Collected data
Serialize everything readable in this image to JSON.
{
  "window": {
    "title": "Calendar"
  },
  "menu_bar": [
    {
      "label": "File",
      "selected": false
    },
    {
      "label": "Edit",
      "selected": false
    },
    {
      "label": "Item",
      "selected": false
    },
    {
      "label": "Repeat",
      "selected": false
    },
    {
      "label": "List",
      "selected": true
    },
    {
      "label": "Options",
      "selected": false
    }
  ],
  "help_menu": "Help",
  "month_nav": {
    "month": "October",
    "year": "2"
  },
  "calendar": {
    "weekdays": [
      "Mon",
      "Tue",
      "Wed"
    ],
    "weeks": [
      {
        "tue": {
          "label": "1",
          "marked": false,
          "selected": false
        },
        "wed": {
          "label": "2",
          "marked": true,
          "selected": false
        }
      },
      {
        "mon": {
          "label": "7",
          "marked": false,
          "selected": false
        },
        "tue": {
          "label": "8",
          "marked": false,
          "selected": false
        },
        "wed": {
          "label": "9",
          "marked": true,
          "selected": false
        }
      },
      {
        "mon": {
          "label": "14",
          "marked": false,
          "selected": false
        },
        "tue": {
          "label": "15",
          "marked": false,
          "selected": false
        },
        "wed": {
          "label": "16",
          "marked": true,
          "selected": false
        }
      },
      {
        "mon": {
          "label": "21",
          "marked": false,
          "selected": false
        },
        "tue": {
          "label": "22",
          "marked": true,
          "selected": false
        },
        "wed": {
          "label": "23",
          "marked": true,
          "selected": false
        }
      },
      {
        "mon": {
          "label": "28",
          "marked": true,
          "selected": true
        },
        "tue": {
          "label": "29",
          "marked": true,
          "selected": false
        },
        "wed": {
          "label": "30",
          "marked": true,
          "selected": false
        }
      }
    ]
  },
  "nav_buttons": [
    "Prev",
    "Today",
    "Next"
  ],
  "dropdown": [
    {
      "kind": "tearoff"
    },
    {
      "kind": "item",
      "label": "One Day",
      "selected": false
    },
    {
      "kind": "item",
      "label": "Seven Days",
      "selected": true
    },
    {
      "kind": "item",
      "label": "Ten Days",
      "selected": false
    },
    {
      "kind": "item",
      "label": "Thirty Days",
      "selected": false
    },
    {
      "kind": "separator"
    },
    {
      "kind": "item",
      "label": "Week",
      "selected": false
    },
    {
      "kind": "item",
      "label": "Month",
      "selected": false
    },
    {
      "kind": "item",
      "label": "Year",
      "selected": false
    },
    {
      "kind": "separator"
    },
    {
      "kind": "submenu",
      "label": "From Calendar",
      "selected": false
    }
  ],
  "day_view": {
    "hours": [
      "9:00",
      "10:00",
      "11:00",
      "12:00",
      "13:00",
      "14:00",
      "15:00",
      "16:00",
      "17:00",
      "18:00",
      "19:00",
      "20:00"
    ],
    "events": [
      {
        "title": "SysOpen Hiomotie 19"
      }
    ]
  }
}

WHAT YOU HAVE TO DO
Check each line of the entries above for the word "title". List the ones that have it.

WRITTEN RESPONSE
    "title": "Calendar"
        "title": "SysOpen Hiomotie 19"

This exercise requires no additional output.